- **GIVEN RECORDS**
++++++++++++++++++++
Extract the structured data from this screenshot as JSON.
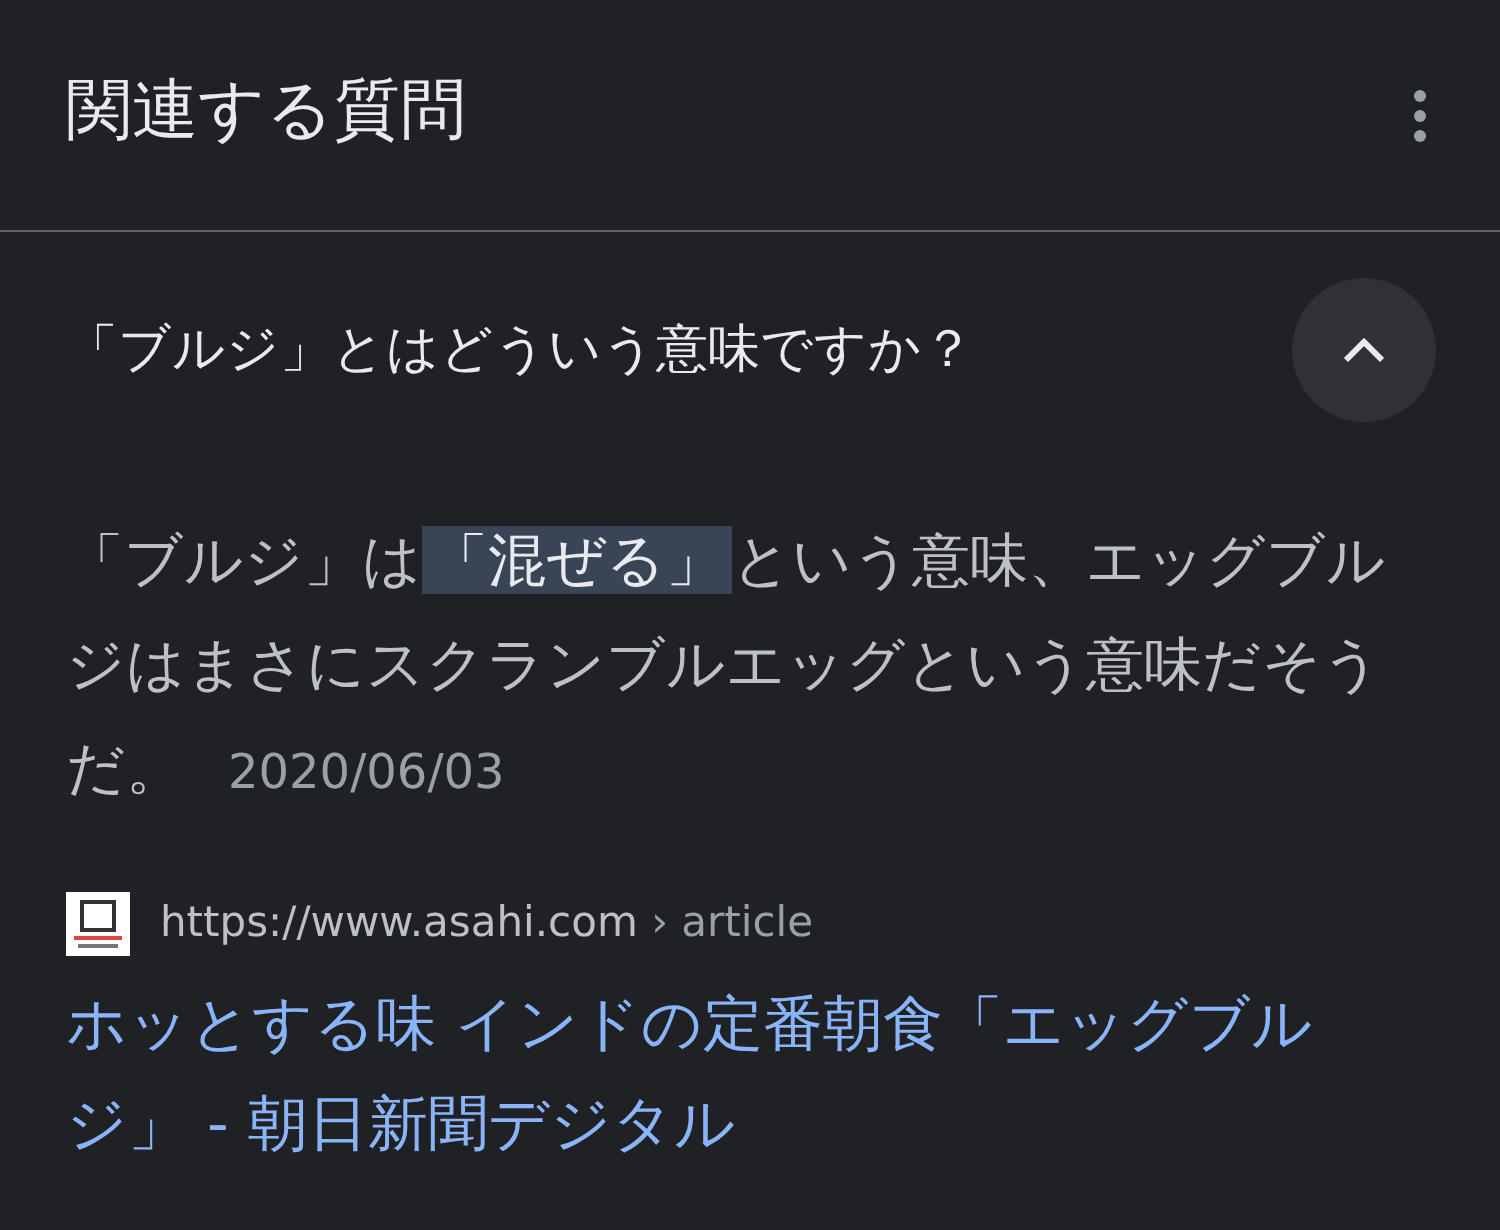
{
  "section": {
    "title": "関連する質問"
  },
  "question": {
    "text": "「ブルジ」とはどういう意味ですか？",
    "expanded": true
  },
  "answer": {
    "before": "「ブルジ」は",
    "highlight": "「混ぜる」",
    "after": "という意味、エッグブルジはまさにスクランブルエッグという意味だそうだ。",
    "date": "2020/06/03"
  },
  "source": {
    "url": "https://www.asahi.com",
    "path": "› article",
    "link": "ホッとする味 インドの定番朝食「エッグブルジ」 - 朝日新聞デジタル"
  }
}
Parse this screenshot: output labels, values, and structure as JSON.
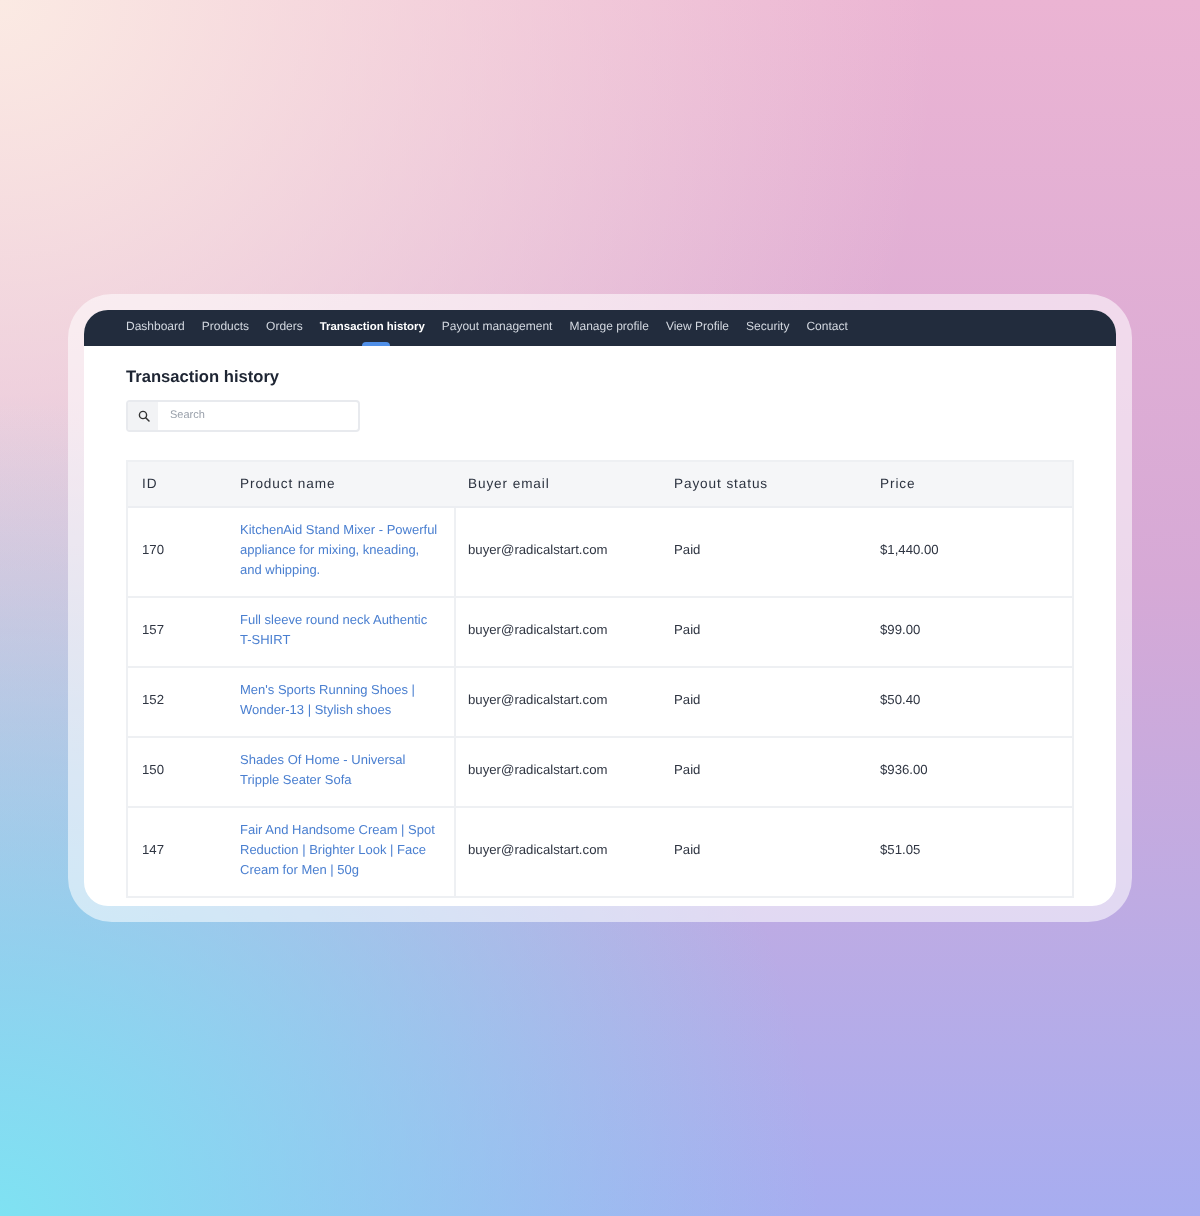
{
  "nav": {
    "items": [
      {
        "label": "Dashboard",
        "selected": false
      },
      {
        "label": "Products",
        "selected": false
      },
      {
        "label": "Orders",
        "selected": false
      },
      {
        "label": "Transaction history",
        "selected": true
      },
      {
        "label": "Payout management",
        "selected": false
      },
      {
        "label": "Manage profile",
        "selected": false
      },
      {
        "label": "View Profile",
        "selected": false
      },
      {
        "label": "Security",
        "selected": false
      },
      {
        "label": "Contact",
        "selected": false
      }
    ]
  },
  "page": {
    "title": "Transaction history",
    "search": {
      "placeholder": "Search"
    }
  },
  "table": {
    "columns": [
      "ID",
      "Product name",
      "Buyer email",
      "Payout status",
      "Price"
    ],
    "rows": [
      {
        "id": "170",
        "product": "KitchenAid Stand Mixer - Powerful appliance for mixing, kneading, and whipping.",
        "email": "buyer@radicalstart.com",
        "status": "Paid",
        "price": "$1,440.00"
      },
      {
        "id": "157",
        "product": "Full sleeve round neck Authentic T-SHIRT",
        "email": "buyer@radicalstart.com",
        "status": "Paid",
        "price": "$99.00"
      },
      {
        "id": "152",
        "product": "Men's Sports Running Shoes | Wonder-13 | Stylish shoes",
        "email": "buyer@radicalstart.com",
        "status": "Paid",
        "price": "$50.40"
      },
      {
        "id": "150",
        "product": "Shades Of Home - Universal Tripple Seater Sofa",
        "email": "buyer@radicalstart.com",
        "status": "Paid",
        "price": "$936.00"
      },
      {
        "id": "147",
        "product": "Fair And Handsome Cream | Spot Reduction | Brighter Look | Face Cream for Men | 50g",
        "email": "buyer@radicalstart.com",
        "status": "Paid",
        "price": "$51.05"
      }
    ]
  }
}
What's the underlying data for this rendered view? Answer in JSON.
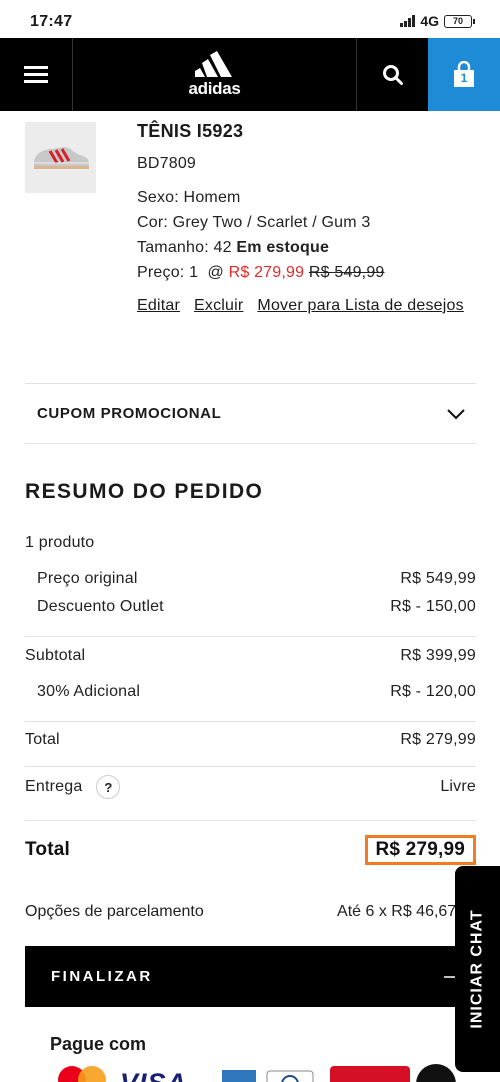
{
  "status_bar": {
    "time": "17:47",
    "network": "4G",
    "battery": "70"
  },
  "navbar": {
    "logo_text": "adidas",
    "cart_count": "1"
  },
  "product": {
    "title": "TÊNIS I5923",
    "sku": "BD7809",
    "gender": "Sexo: Homem",
    "color": "Cor: Grey Two / Scarlet / Gum 3",
    "size_label": "Tamanho: 42",
    "stock": "Em estoque",
    "price_label": "Preço: 1  @",
    "sale_price": "R$ 279,99",
    "original_price": "R$ 549,99",
    "actions": {
      "edit": "Editar",
      "delete": "Excluir",
      "wishlist": "Mover para Lista de desejos"
    }
  },
  "coupon": {
    "label": "CUPOM PROMOCIONAL"
  },
  "summary": {
    "title": "RESUMO DO PEDIDO",
    "product_count": "1 produto",
    "rows": [
      {
        "label": "Preço original",
        "value": "R$ 549,99"
      },
      {
        "label": "Descuento Outlet",
        "value": "R$ - 150,00"
      },
      {
        "label": "Subtotal",
        "value": "R$ 399,99"
      },
      {
        "label": "30% Adicional",
        "value": "R$ - 120,00"
      },
      {
        "label": "Total",
        "value": "R$ 279,99"
      },
      {
        "label": "Entrega",
        "value": "Livre"
      }
    ],
    "help_glyph": "?",
    "grand_total_label": "Total",
    "grand_total_value": "R$ 279,99",
    "installments_label": "Opções de parcelamento",
    "installments_value": "Até 6 x R$ 46,67 sem juros"
  },
  "finalize": {
    "label": "FINALIZAR"
  },
  "chat": {
    "label": "INICIAR CHAT"
  },
  "payment": {
    "title": "Pague com",
    "visa_text": "VISA",
    "brand_colors": {
      "mastercard_red": "#eb001b",
      "mastercard_yellow": "#f79e1b",
      "visa_blue": "#1a1f71",
      "amex_blue": "#2e77bc",
      "red_brand": "#d50f25"
    }
  },
  "colors": {
    "accent_blue": "#1e8bd6",
    "sale_red": "#e32b2b",
    "highlight_orange": "#f47b20"
  }
}
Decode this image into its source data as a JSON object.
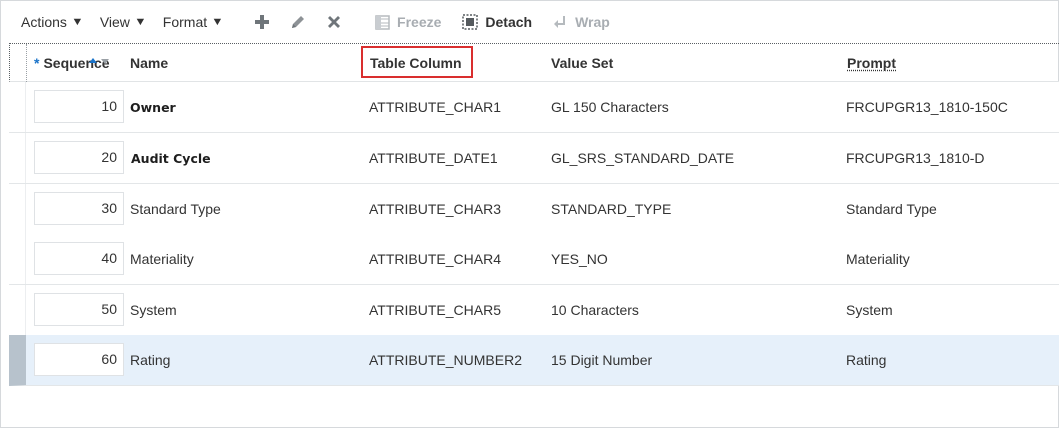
{
  "toolbar": {
    "actions_label": "Actions",
    "view_label": "View",
    "format_label": "Format",
    "freeze_label": "Freeze",
    "detach_label": "Detach",
    "wrap_label": "Wrap",
    "icons": [
      "add-icon",
      "edit-icon",
      "delete-icon",
      "freeze-icon",
      "detach-icon",
      "wrap-icon"
    ]
  },
  "table": {
    "columns": {
      "sequence": "Sequence",
      "required_marker": "*",
      "name": "Name",
      "table_column": "Table Column",
      "value_set": "Value Set",
      "prompt": "Prompt"
    },
    "rows": [
      {
        "sequence": "10",
        "name": "Owner",
        "table_column": "ATTRIBUTE_CHAR1",
        "value_set": "GL 150 Characters",
        "prompt": "FRCUPGR13_1810-150C"
      },
      {
        "sequence": "20",
        "name": "Audit Cycle",
        "table_column": "ATTRIBUTE_DATE1",
        "value_set": "GL_SRS_STANDARD_DATE",
        "prompt": "FRCUPGR13_1810-D"
      },
      {
        "sequence": "30",
        "name": "Standard Type",
        "table_column": "ATTRIBUTE_CHAR3",
        "value_set": "STANDARD_TYPE",
        "prompt": "Standard Type"
      },
      {
        "sequence": "40",
        "name": "Materiality",
        "table_column": "ATTRIBUTE_CHAR4",
        "value_set": "YES_NO",
        "prompt": "Materiality"
      },
      {
        "sequence": "50",
        "name": "System",
        "table_column": "ATTRIBUTE_CHAR5",
        "value_set": "10 Characters",
        "prompt": "System"
      },
      {
        "sequence": "60",
        "name": "Rating",
        "table_column": "ATTRIBUTE_NUMBER2",
        "value_set": "15 Digit Number",
        "prompt": "Rating"
      }
    ]
  },
  "colors": {
    "accent": "#1a73c9",
    "highlight_box": "#d92e2e",
    "selected_row": "#e6f0fa"
  }
}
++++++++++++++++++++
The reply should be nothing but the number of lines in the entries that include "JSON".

4